The department tagline was Honor, Integrity, and Community. The mission statement was to protect life and property, deter criminal activity, and support the State and its citizens. If that was ever really the goal, I feel that the department, and policing in general, lost sight of that years ago.
The question was whether I believed myself to be a Black police officer or was I a police officer that was Black? It was not an easy answer for me. The past is prologue.
I was 16 the first time I had an encounter with the police. I had my driving license for only a few months at that point, after having earned it with Drivers Ed in high school. I was a good student according to my instructor and I followed the rules, which I do to this day. I learned to always adjust my seat, the mirrors, and to always always always wear my seatbelt.
I was with three white male friends in the parking lot of a strip mall late one evening. We were joking around and talking about this and that, nothing more. We had been there for a couple of hours. Then a police cruiser came into the parking lot and drove past us slowly. That was our signal to head out. Inexplicably, possibly instinctually, I just knew what would happen next.
I had driven one of my friends there, but since he was going the same way as the others, he rode home with them. I got into my car and proceeded the opposite way home. I got about a quarter mile down the street before the red and blue lights came on.

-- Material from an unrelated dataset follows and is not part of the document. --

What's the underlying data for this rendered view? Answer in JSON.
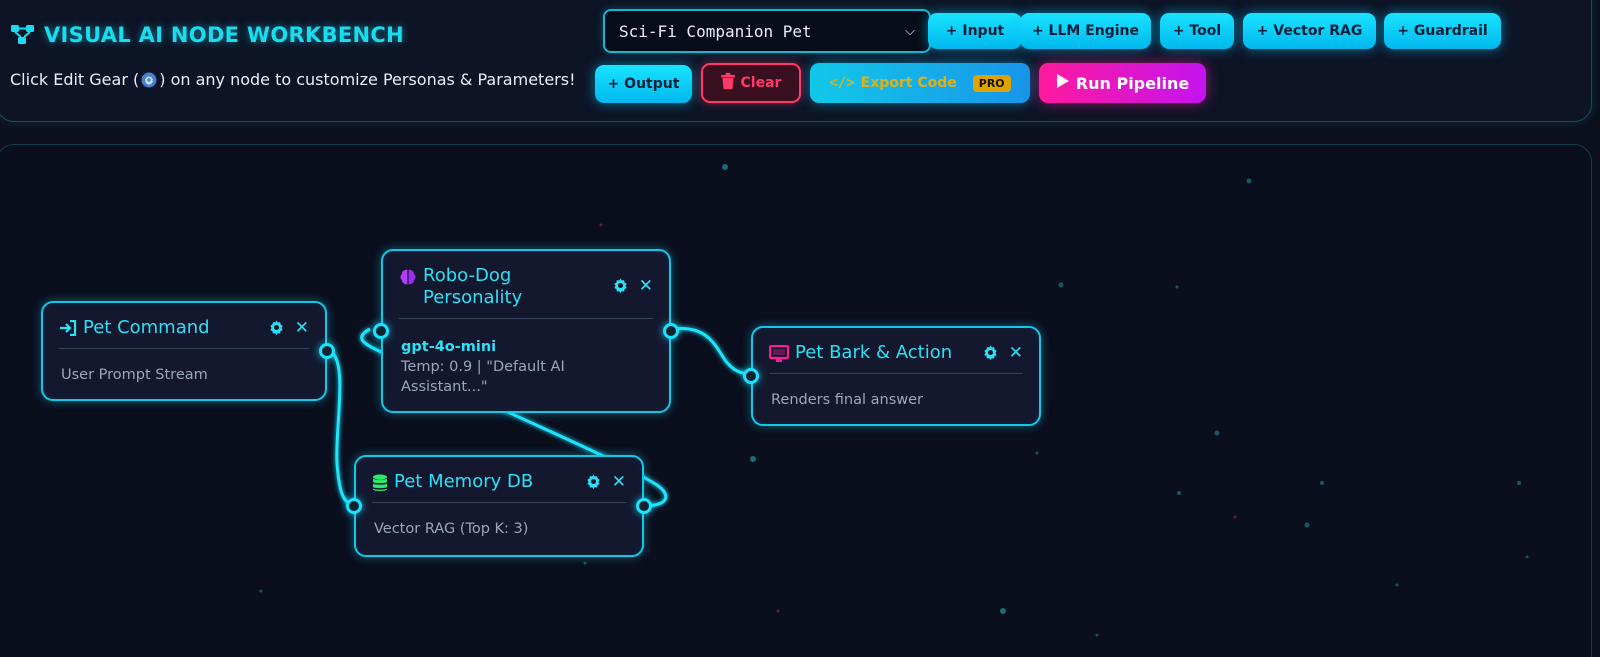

I pulled over, and before the officer approached my vehicle, I took off my seatbelt to reach into the glove box for the registration and insurance info. I never got the official probable cause he had to pull me over. During our conversation he asked me what my friends and I were doing at the other parking lot. I told him the truth: we were just talking. He then asked if he could search my vehicle. I consented to a search (a good read) knowing I had nothing to hide.
By that point, three more police cruisers had shown up. They took everything not nailed down out of my vehicle. The stop took just over an hour and, of course, nothing was found. Naturally, I had to put all my things back in the car on my own. It was the next day that I found out my friends all made it home without incident. The officers let me go after citing me for not wearing a seatbelt.
A few months later, a different officer pulled me over for speeding: 40mph in a 35mph zone. Clearly, I was a speed demon. Same scenario as above, minus the friends, and including the search and the citation for, you guessed it, not wearing a seatbelt.
A little background: I was raised by a white father and a Black immigrant mother. I never had “The Talk” because it never seemed to occur to my parents there was an established issue. I learned what that discussion aims to teach in a more difficult way.
The impetus for my becoming an officer should be familiar: I wanted to be of help to my community. I felt that with my integrity and ability to comfortably communicate with people that I could make a positive difference. What I also wanted was to be considered safe and unthreatening, especially as a Black man in the white spaces I navigated. I did not get the outcome I desired.
I will share more next week. Looking back on my previous work, my intent is not to give a dour start to your Wednesdays. I want to have a discussion on what policing is and what impact it has from an inside perspective. My hope is that you will want to join me in this discussion. Anyway, thank you for reading.
McSquirrel yada, yada, yada.